What you are asked to do:
If a line in the listing carries the word "data", return a copy of that line.

Entries shown:
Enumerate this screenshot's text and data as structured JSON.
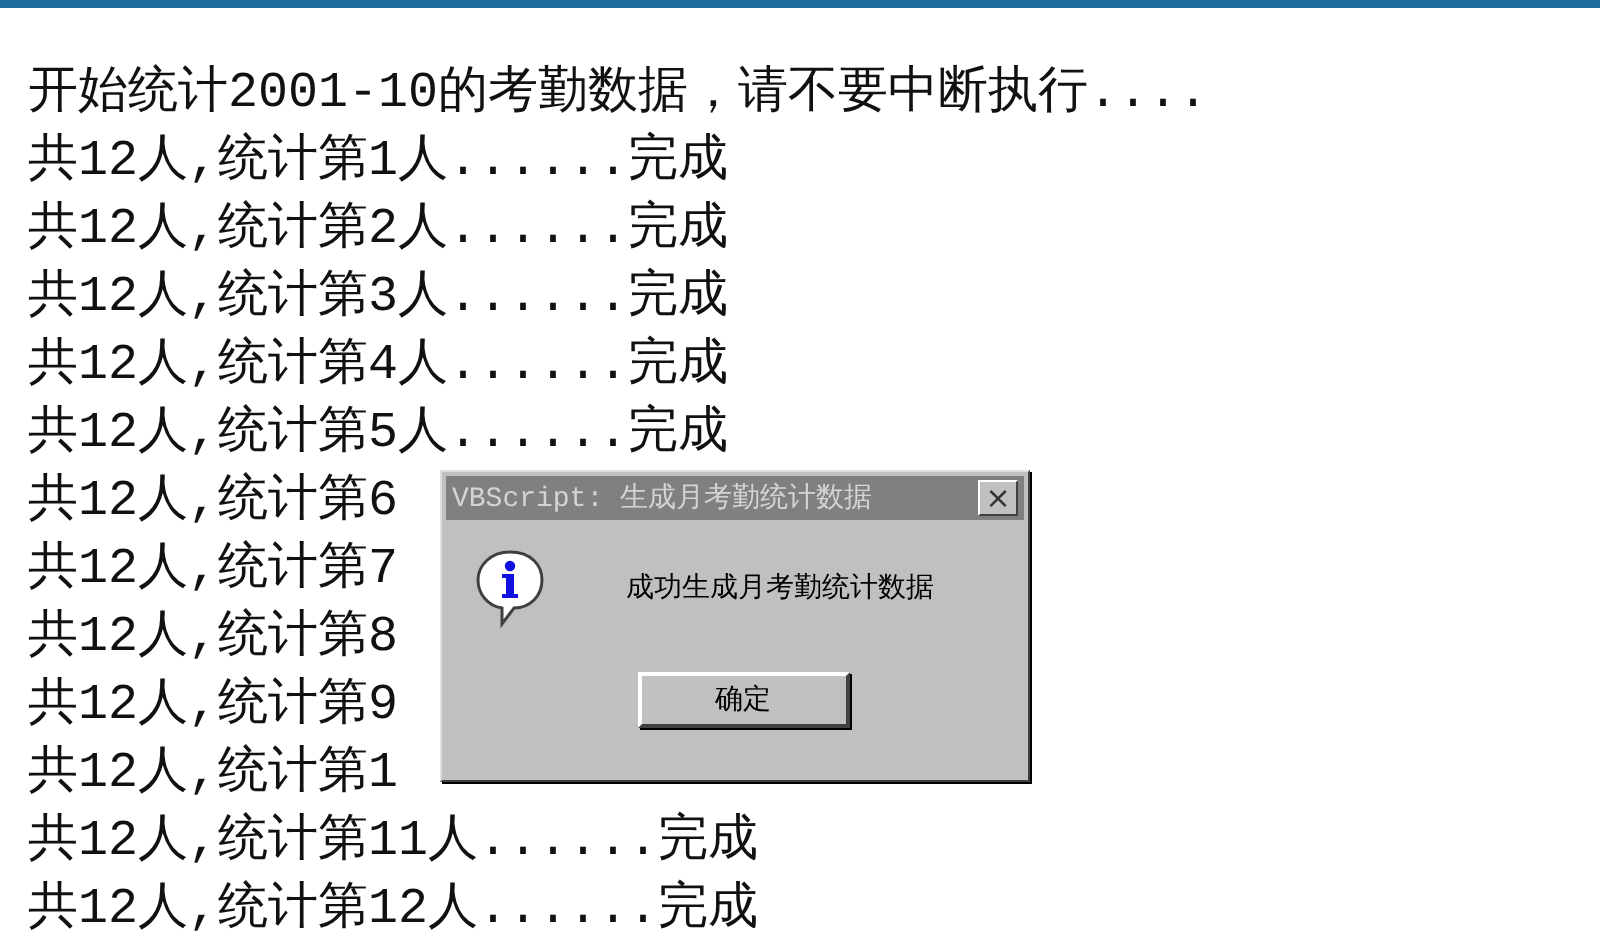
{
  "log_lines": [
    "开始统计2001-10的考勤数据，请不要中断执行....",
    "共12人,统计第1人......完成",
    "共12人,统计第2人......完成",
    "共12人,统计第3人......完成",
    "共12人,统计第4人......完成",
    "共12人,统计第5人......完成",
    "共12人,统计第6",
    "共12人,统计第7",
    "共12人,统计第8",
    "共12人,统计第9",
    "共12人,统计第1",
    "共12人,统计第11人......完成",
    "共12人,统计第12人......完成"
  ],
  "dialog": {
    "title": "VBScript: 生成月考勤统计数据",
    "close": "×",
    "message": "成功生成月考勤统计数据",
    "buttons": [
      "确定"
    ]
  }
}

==

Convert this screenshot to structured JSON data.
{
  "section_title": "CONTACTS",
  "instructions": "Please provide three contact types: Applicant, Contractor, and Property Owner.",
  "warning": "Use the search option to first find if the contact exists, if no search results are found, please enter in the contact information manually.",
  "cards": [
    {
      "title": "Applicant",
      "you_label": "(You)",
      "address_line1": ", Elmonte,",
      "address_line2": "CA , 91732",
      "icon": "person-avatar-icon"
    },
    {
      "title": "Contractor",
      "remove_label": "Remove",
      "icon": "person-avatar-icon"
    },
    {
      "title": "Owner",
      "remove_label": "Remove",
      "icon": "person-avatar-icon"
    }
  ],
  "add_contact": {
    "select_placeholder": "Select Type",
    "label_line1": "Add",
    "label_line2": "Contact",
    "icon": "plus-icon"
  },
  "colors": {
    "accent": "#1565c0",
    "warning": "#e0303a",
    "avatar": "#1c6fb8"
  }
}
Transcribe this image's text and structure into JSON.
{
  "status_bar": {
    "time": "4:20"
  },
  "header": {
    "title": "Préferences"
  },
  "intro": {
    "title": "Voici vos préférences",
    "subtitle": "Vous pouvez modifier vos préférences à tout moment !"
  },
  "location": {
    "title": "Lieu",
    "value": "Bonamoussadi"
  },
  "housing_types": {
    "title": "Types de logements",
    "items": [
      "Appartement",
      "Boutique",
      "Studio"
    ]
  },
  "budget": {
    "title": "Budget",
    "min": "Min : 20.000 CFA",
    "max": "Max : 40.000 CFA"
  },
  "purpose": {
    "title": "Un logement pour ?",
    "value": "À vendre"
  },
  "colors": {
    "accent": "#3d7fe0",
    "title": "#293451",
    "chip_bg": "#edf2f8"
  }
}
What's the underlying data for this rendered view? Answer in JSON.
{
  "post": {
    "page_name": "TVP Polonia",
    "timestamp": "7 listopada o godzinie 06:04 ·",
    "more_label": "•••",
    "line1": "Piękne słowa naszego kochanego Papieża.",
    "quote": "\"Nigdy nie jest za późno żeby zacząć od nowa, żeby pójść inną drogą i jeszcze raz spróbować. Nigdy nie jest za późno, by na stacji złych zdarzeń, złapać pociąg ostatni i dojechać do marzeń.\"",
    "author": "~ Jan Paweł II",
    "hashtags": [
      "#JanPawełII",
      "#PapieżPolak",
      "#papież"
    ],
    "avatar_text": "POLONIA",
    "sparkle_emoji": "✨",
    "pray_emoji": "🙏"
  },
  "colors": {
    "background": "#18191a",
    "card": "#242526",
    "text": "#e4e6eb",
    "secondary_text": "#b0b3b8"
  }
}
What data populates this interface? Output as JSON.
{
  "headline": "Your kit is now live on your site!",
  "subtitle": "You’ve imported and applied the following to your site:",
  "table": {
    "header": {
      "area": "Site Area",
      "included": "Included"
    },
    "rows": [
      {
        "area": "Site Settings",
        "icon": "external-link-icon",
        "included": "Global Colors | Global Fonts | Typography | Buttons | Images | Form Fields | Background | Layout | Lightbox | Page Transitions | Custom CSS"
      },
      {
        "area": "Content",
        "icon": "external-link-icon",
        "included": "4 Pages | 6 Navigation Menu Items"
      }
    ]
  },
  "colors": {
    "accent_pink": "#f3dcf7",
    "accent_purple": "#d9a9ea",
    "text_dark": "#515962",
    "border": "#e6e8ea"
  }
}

Response below:
Enumerate this screenshot's text and data as structured JSON.
Convert this screenshot to structured JSON data.
What's the underlying data for this rendered view? Answer in JSON.
What data populates this interface? Output as JSON.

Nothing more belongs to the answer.